Now primarily known as the grandfather of the celebrated Queen of England, Eleanor of Aquitaine, William IX was the son of Duke William VIII of
and Audearde of Burgundy. Described by the writer Alison Weir as intelligent, gifted, artistic and idealistic, he was infamous for an “insatiable thirst for sensual passion and adventure” (Weir, 9). Historians consider him the first Troubadour and his poems were both erotic and often blasphemous (Weir, 9). Though his poetry offended the sensibilities of the Church, they also extolled the virtues of women and helped establish the concept of courtly love, creating the codes of courtesy, chivalry, and gentlemanly conduct that permeated European culture for centuries afterward (Weir, 9). Flamboyant and daring, William IX referred to himself as “Duke of the Entire Monarchy of the Aquitanians” (Weir, 9). His amoral behaviour constantly put him at risk of excommunication and he only avoided the sentence of anathema on one occasion by famously forcing a Bishop to absolve him after charging into the cathedral with a drawn sword (Weir, 9). He married twice and had many lovers, his most famous lover being a Viscountess named Dangerosa. Aquitaine
In 1115, while still married to his second wife Phillipa (daughter of the King of Aragon), William IX desired the wife of one of his vassals, the Viscountess Dangerosa. With no regard for the consequences of his actions, he “abducted her from her bedchamber and bore her off to his palace at
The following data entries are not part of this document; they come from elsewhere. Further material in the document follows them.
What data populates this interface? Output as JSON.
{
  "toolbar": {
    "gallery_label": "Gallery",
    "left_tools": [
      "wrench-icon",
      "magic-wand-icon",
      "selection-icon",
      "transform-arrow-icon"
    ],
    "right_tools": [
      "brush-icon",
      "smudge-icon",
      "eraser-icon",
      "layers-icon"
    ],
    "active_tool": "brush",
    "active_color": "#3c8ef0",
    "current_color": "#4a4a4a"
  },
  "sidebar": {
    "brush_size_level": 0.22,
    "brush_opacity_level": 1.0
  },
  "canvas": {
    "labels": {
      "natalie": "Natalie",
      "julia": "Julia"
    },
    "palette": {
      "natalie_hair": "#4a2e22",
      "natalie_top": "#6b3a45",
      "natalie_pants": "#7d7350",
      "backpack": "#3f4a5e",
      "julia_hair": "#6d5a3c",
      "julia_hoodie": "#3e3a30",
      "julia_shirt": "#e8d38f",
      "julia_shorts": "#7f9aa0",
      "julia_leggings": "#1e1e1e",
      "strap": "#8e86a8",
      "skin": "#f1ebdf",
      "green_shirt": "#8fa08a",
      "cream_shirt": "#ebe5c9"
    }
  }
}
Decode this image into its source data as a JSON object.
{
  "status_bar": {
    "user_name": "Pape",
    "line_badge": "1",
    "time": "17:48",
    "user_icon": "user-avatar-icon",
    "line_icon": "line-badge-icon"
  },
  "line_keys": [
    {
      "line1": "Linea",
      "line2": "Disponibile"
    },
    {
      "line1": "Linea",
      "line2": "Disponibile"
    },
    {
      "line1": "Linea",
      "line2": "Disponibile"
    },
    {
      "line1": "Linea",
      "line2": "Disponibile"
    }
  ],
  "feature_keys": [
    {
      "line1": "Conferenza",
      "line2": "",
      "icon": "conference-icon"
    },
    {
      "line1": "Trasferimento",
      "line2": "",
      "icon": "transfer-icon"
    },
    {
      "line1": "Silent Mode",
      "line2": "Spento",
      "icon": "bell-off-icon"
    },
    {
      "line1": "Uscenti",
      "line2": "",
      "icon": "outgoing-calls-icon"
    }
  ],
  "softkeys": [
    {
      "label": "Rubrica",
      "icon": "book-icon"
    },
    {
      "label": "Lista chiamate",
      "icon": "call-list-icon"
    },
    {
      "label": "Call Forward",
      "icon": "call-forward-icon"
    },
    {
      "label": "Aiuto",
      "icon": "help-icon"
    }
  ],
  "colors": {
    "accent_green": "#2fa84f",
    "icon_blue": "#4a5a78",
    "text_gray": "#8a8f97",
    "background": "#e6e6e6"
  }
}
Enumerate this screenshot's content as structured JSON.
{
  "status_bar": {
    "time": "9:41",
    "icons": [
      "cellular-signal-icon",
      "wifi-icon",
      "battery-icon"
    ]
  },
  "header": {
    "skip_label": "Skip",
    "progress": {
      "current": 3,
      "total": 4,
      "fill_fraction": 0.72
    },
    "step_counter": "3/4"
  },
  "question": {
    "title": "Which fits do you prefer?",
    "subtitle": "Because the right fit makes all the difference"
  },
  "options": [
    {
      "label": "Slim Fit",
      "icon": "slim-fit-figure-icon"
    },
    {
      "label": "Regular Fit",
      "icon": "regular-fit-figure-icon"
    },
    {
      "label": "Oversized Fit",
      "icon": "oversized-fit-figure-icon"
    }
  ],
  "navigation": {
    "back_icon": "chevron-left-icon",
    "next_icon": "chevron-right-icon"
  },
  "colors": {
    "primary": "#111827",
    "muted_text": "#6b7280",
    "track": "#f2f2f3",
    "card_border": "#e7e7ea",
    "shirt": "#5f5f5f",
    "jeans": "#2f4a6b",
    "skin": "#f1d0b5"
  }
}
”(Weir, 13). Neither his wife’s remonstrance nor the threat of excommunication swayed him from his purpose. When the papal legate, Giruad, was sent to reason with the Duke, William IX responded by telling the “bald legate that curls would grow on his pate before he would part with the Viscountess” (Weir, 13). When excommunication followed, the Duke defiantly responded by having “Dangerosa’s portrait painted on his shield, saying that ‘it was his will to bear her in battle as she had borne him in bed’”(Weir, 13). A grief stricken Phillipa finally gave up on her husband and retired to Fontevrault Abbey, dying of unknown causes a few years later and Duke William IX continued his illicit affair with the beautiful Viscountess until his own death, which happened while he was still an excommunicate on 10 February 1127. Poitiers
Six years before the death of William IX, both he and Dangerosa arranged for their children, from both their legal marriages, to be married. In 1121, Dangerosa’s daughter, Aenor, by Aimery I de Rochefoucauld, Viscount of Chatellerault and William IX’s heir, by Phillipa, the future Duke William X of Aquitaine became husband and wife. The first child of this celebrated union was a daughter named Eleanor, who became Duchess of Aquitaine and the future Queen of England.
Weir, Alison. Eleanor of
. Aquitaine : Ballantine Books, 1999 New York